(WILLIAMSTOWN, Mass.) – Harrison Gallery celebrates its tenth anniversary starting Saturday, July 2, with a retrospective exhibition featuring artists whose work has been shown in the gallery over the past ten years, including such prominent names as Stephen Hannock, John MacDonald, Hale Johnson, Nick Patten, Wayne Thiebaud and Susie Cronin.
All four rooms of the Gallery will be filled with paintings, sculpture, ceramics and photographs by these and other artists who have reached their greatest prominence during the past decade. They’re reunited for this show to celebrate the ten-year anniversary of the Harrison Gallery.
Jo Ellen Harrison, owner of the gallery and curator of the show, has collected the art from artists, private collectors, her own inventory, and museums throughout the country to stage this month-long exhibition. The show is arranged chronologically, with each artist in a section that represents the year he or she first exhibited at the gallery.
Some of the works are for sale, while others are on loan for the duration of the show. The Williams College Museum of Art, for example, loaned Harrison one of Stephen Hannock’s renowned luminous paintings of the Ox Bow in the Connecticut River. (Another painting in this series is in the permanent collection of the Metropolitan Museum in New York). Harrison herself contributed a strawberry red vase by Brother Thomas from her own collection, and Susie Cronin donated one of the twelve existing copies of her sculptural work, To The Rescue.
The exhibition is a free-for-all of styles and mediums, bringing together a wide variety of disparate artists who share one common trait – they’ve all been represented by Harrison Gallery..
Harrison claims this is an historic gathering of artists. Under one roof visitors can see ceramics by Brother Thomas, the Benedictine monk who created exquisite porcelain works rooted in spirituality, realist paintings by Hale Johnson whose views of worn out farms speak eloquently of rural life, classic landscapes of the Berkshire Hills by Williamstown resident John MacDonald and whimsical bronze sculptures by Susie Cronin that bring both smiles as well as looks of admiration for her skill as a sculptor. Her work in this show, To The Rescue, was the all -time favorite window display in the Gallery’s history. It depicts a squirrel that had just stolen an acorn being chased by ten little acorns who are trying to rescue their comrade.
In one randomly picked section for the year 2003, one can see the works of pop artist Wayne Thiebaud, works by Peter Hussey showing his crisp architectural watercolor vignettes, Mark Davis, the Boston-based mobilist whose brightly colored works move gracefully with the slightest breath of air, and Mary Sipp-Green, whose atmospheric, misty paintings of early morning landscape led her to be the gallery’s biggest selling painter in 2009.

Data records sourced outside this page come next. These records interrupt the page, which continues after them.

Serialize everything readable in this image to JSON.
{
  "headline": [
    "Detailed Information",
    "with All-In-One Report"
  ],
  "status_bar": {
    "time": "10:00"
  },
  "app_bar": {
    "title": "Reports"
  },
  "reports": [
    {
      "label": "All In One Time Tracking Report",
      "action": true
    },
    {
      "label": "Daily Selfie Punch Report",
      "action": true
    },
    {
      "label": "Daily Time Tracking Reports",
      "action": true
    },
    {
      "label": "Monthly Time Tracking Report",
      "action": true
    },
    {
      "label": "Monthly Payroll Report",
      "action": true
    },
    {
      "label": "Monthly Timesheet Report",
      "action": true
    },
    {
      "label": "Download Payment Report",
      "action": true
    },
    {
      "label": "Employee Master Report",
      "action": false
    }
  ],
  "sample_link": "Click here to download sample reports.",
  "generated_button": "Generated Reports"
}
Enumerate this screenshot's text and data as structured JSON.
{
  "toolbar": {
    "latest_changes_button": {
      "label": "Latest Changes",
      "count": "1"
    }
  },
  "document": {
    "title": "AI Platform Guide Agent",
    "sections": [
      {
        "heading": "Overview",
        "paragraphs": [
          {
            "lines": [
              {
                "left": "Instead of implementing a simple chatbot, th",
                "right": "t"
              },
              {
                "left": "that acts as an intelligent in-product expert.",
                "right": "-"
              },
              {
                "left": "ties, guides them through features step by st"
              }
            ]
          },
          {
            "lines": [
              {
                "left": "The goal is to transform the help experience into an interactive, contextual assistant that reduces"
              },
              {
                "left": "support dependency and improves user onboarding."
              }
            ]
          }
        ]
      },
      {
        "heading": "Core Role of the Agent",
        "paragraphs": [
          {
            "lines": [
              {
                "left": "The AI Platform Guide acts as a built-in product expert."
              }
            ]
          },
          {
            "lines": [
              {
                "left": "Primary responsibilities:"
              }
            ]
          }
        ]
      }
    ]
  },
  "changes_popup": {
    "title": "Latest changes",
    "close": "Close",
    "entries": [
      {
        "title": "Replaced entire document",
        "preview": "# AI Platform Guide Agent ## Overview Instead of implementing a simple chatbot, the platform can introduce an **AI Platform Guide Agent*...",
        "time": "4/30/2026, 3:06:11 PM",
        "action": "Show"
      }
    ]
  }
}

Nick Patten, the perennially popular artist who paints intriguing room interiors, is well represented in the show, as is Jane-Bloodgood Abrams whose radiant paintings of earth and skies light up the gallery. The far-reaching show includes Kim Denise and her intricate pastel still lifes, Tracey Helgeson with her magenta barns, Stanley Bielen and his impressionist flowers and Eng Tay, the native of Malaysia, whose figures reveal the tender feelings that pass between people in serene situations. Petria Mitchell’s freewheeling brushstrokes make high drama of landscape while Hideaki Miamura displays graceful, long- necked porcelains that seem to glow as they float on an air of tranquility.
The Harrison Gallery celebration – starting at 10 am on Saturday, July 2 — will spill out into the street as a community event with free balloons, curbside music and an artist working at his easel painting a scene of Spring Street. John MacDonald will give a demonstration on his art technique in making “digital woodcuts,” and Susie Cronin will show how to make a bronze sculpture. There will be a raffle and, of course, a birthday cake.
Jo Ellen Harrison graduated from Williams College in 1979 with a degree in art history and studio art and then went on to get a graduate degree in art history at Harvard. She spent twenty years in the software business in Boston before deciding to open her own art gallery. Williamstown was her first choice for the Gallery because of its special place in the art world with The Clark, MASS MoCA and the Williams College Museum of Art all clustered around the small village. She also considered the area’s brisk tourist trade, the traffic generated by Williams College and the number of second-home owners who had the knowledge and the means to buy fine art. On May 31, 2001, she opened the doors to the new gallery on Spring Street and sold her first piece of art. “It’s been so long ago,” she says, “ I can’t remember if it was an Eng Tay etching or a Gracia Dayton watercolor – but either way, it was an artist who is still with the gallery today.”
The Harrison Gallery is located at 39 Spring Street in Williamstown, Mass. Gallery hours are Monday – Saturday, 10 to 5:30, Sunday 11 to 4. For further information please contact The Harrison Gallery at 413.458.1700 or visit Harrison Gallery.